Comparing the Satisfaction of Low Back Pain Patients Randomized to Receive Medical or Chiropractic Care: Results From the UCLA Low-Back Pain Study
A ChiroSecure Research Update
Abstract:This study examined the difference in satisfaction between patients assigned to chiropractic vs medical care for treatment of low back pain in a managed care organization.
Discussion:Satisfaction scores (on a 10–50 scale) after 4 weeks of follow-up were compared among 672 patients randomized to receive medical or chiropractic care.
The mean satisfaction score for chiropractic patients was greater than the score for medical patients (crude difference = 5.5; 95% confidence interval = 4.5, 6.5). Self-care advice and explanation of treatment predicted satisfaction and reduced the estimated difference between chiropractic and medical patients’ satisfaction.
Conclusion:Communication of advice and information to patients with low back pain increases their satisfaction with providers and accounts for much of the difference between chiropractic and medical patients’ satisfaction. Providers who communicate in this way may also demonstrate more concern for their patients as individuals or encourage patients to take a more active role in their own care—characteristics often attributed to chiropractors.

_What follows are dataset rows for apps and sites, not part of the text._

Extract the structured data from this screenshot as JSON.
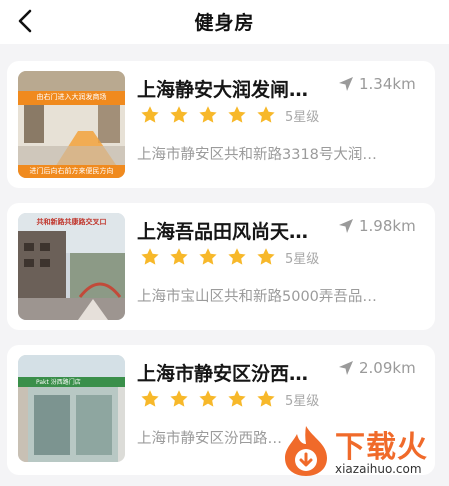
{
  "header": {
    "title": "健身房",
    "back_icon": "chevron-left-icon"
  },
  "cards": [
    {
      "name": "上海静安大润发闸北店",
      "name_display": "上海静安大润发闸…",
      "distance": "1.34km",
      "rating": 5,
      "level": "5星级",
      "address": "上海市静安区共和新路3318号大润…",
      "thumb_top_text": "由右门进入大润发商场",
      "thumb_bottom_text": "进门后向右前方来便民方向"
    },
    {
      "name": "上海吾品田风尚天…",
      "distance": "1.98km",
      "rating": 5,
      "level": "5星级",
      "address": "上海市宝山区共和新路5000弄吾品…",
      "thumb_top_text": "共和新路共康路交叉口"
    },
    {
      "name": "上海市静安区汾西…",
      "distance": "2.09km",
      "rating": 5,
      "level": "5星级",
      "address": "上海市静安区汾西路…",
      "thumb_top_text": "Pakt 汾西路门店"
    }
  ],
  "watermark": {
    "brand": "下载火",
    "url": "xiazaihuo.com"
  },
  "colors": {
    "star": "#f7b82a",
    "accent": "#f06a2a",
    "gray_text": "#9b9b9b"
  }
}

Reference: Ruth P. Hertzman-Miller, MD, MPH, Hal Morgenstern, PhD, Eric L. Hurwitz, DC, PhD, Fei Yu, PhD, Alan H. Adams, DC, MS, Philip Harber, MD, MPH, and Gerald F. Kominski, PhD. Comparing the Satisfaction of Low Back Pain Patients Randomized to Receive Medical or Chiropractic Care: Results From the UCLA Low-Back Pain Study. Am J Public Health. 2002;92: 1628–1633. https://doi.org/10.2105/ajph.92.10.1628.